I was laid out with a bad back last week, which didn’t really affect my birding as I wasn’t planning any at the time. But what happens when you’re on a trip and you can’t get out? I found out on my second day in Mkuze, a great game reserve in South Africa, earlier this year when on my first dark night, poor visibility, uneven ground and unsteady footing resulted in a twisted ankle and a day in camp keeping weight off it.
It’s a frustrating thing, knowing there are exciting animals out there to be seen and being stuck back at base. Fortunately, if I couldn’t go to the bush, the bush could come to me. And it did so in spectacular fashion, in the form of a mixed-species feeding flock, or a bird wave.
Bird waves are a feature of birds all around the world. They are large groups of birds of all different kinds of species.
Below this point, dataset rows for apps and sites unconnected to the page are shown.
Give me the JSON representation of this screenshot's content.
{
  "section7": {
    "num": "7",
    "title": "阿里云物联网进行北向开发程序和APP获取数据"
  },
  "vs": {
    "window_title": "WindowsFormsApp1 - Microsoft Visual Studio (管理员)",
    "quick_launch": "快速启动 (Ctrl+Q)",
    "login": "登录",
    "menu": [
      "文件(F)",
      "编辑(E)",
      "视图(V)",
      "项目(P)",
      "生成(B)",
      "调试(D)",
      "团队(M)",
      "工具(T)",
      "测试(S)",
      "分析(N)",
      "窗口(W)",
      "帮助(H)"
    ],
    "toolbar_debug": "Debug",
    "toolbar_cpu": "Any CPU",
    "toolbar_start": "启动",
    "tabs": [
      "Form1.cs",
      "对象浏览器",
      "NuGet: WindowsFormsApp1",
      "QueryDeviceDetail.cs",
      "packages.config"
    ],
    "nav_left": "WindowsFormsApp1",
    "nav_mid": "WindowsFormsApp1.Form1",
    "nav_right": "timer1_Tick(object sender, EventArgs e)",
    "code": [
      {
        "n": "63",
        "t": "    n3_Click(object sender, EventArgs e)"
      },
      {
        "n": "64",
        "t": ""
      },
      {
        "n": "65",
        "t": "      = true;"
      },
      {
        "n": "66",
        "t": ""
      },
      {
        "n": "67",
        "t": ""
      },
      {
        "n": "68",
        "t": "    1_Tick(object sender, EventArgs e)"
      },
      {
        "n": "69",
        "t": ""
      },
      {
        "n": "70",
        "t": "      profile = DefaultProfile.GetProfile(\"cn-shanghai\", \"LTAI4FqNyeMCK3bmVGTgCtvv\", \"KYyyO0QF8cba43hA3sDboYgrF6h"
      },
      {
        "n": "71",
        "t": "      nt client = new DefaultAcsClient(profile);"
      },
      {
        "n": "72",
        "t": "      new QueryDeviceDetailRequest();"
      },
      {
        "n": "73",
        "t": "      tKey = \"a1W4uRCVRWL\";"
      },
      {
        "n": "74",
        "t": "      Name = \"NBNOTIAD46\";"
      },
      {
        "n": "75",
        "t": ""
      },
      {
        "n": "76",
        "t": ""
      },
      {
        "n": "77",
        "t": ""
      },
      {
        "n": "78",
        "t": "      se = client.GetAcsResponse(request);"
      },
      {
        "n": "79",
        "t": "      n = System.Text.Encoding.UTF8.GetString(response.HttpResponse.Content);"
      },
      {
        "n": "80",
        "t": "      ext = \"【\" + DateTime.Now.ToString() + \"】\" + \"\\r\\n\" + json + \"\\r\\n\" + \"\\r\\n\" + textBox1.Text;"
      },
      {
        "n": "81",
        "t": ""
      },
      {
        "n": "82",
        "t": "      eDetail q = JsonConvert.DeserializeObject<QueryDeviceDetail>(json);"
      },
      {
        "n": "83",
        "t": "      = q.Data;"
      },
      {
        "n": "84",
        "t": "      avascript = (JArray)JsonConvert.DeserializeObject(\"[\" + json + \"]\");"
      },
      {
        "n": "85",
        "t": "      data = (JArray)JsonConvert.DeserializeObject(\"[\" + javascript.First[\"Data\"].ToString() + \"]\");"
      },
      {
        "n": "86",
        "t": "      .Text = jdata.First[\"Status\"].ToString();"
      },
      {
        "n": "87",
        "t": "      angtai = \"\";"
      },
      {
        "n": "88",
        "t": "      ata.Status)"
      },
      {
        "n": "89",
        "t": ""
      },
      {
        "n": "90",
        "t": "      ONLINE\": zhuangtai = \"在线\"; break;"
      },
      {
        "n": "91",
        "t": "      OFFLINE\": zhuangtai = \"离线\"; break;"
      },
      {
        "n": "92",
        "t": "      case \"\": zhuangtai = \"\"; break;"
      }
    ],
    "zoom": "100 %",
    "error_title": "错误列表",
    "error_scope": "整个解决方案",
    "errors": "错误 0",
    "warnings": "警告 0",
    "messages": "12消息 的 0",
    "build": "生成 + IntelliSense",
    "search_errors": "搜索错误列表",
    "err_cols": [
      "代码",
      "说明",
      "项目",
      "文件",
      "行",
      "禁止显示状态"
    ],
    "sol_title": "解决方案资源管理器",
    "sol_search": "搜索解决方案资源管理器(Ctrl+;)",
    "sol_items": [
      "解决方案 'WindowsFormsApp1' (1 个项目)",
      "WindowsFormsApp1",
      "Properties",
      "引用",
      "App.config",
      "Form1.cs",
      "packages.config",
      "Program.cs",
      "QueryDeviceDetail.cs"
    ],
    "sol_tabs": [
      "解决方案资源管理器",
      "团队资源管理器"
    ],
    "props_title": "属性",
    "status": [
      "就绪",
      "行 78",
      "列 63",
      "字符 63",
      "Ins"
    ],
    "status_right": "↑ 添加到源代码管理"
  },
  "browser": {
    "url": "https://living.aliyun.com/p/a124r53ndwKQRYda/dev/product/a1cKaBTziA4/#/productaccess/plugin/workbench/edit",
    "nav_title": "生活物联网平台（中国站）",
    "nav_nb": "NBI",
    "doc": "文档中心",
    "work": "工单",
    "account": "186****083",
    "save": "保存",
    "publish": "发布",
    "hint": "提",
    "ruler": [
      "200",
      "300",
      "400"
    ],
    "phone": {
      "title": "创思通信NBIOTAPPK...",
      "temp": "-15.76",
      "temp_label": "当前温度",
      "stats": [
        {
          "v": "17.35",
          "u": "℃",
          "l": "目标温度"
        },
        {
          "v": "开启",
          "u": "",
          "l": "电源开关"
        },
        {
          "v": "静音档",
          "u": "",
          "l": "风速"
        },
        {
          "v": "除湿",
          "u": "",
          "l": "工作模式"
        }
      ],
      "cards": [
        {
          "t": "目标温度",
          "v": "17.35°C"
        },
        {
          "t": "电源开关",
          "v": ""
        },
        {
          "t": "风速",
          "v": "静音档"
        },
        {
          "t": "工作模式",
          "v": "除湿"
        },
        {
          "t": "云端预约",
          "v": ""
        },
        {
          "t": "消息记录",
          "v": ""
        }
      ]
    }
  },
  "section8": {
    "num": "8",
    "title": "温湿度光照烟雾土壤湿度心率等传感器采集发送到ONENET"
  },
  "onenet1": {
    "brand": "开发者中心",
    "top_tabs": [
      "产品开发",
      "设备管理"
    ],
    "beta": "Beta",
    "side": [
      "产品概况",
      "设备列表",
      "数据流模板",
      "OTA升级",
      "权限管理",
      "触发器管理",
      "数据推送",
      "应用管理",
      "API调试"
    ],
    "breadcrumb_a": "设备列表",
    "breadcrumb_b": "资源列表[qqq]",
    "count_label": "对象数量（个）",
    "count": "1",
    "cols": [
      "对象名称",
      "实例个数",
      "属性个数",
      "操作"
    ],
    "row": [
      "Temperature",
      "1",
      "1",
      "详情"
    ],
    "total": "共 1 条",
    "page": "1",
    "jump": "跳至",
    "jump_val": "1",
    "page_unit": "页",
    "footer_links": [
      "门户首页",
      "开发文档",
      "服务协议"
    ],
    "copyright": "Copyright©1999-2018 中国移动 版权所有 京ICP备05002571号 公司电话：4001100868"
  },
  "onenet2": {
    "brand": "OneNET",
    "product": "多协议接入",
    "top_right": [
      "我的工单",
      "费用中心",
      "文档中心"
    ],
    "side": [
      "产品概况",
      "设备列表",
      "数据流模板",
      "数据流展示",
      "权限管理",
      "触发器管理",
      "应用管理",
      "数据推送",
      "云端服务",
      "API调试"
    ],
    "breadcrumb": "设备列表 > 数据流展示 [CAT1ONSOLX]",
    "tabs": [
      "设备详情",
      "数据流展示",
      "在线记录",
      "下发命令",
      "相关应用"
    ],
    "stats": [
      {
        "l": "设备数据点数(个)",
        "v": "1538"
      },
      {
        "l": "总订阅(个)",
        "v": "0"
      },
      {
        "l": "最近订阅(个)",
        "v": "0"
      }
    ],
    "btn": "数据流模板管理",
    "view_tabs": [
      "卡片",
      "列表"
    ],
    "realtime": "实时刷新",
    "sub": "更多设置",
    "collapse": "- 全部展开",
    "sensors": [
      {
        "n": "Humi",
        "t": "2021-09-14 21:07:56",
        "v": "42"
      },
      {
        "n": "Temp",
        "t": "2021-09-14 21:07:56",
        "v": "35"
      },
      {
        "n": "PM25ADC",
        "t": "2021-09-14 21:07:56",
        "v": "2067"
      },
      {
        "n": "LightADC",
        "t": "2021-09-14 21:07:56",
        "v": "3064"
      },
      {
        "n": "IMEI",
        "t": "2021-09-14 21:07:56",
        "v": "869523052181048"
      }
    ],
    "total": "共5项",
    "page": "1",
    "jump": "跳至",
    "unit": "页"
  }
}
Scientists are still trying to work out exactly how they form, but they are usually led by core species that regularly join them and in some cases only feed in them and then supplemented by species that hold territories and join the flocks when the the flock passes by.
Joining a big flock means sharing the food you are looking for, but the cost of this is outweighed by the benefits. Big flocks have many eyes, which means thee are more eyes looking for the many birds of prey and snakes that would take small birds. And a large flock can also scare up insects that might otherwise be missed.
The wave that came through Mkuze’s camp was dominated, as always, by insect eating birds, each with their own way of finding it (which reduced the competition costs I mentioned above). Three species of woodpecker, from the large Bearded Woodpecker to the smaller Golden-tailed Woodpecker and the even smaller Cardinal Woodpecker, searched the trunks and branches, while on the smallest tips of the branches the tiny Long-billed Crombec clambered about in search of food. Fork-tailed and Square-tailed Drongos sat watching the ground intently until they swooped down to snatch something. A large family of White-crested Helmetshrikes, sounding like electrical toys, formed a flock within a flock, while the Black Cuckooshrike was happy to search for caterpillars alone. Also in large flocks were black Common Scimitarbills, part of a group of tree living relatives of the hoopoes that look like pretty much no other bird on Earth.
On the ground Blue Waxbills and Golden-breasted Buntings looked for fallen seed. And the Southern Black Tit was as at home foraging upside down as right side up, just like its relatives, the tits and chickadees, do back in Europe and America.
The next day my foot was mended enough to head back into the bush, but it was nice that my day in camp was as eventful as the bush would have been!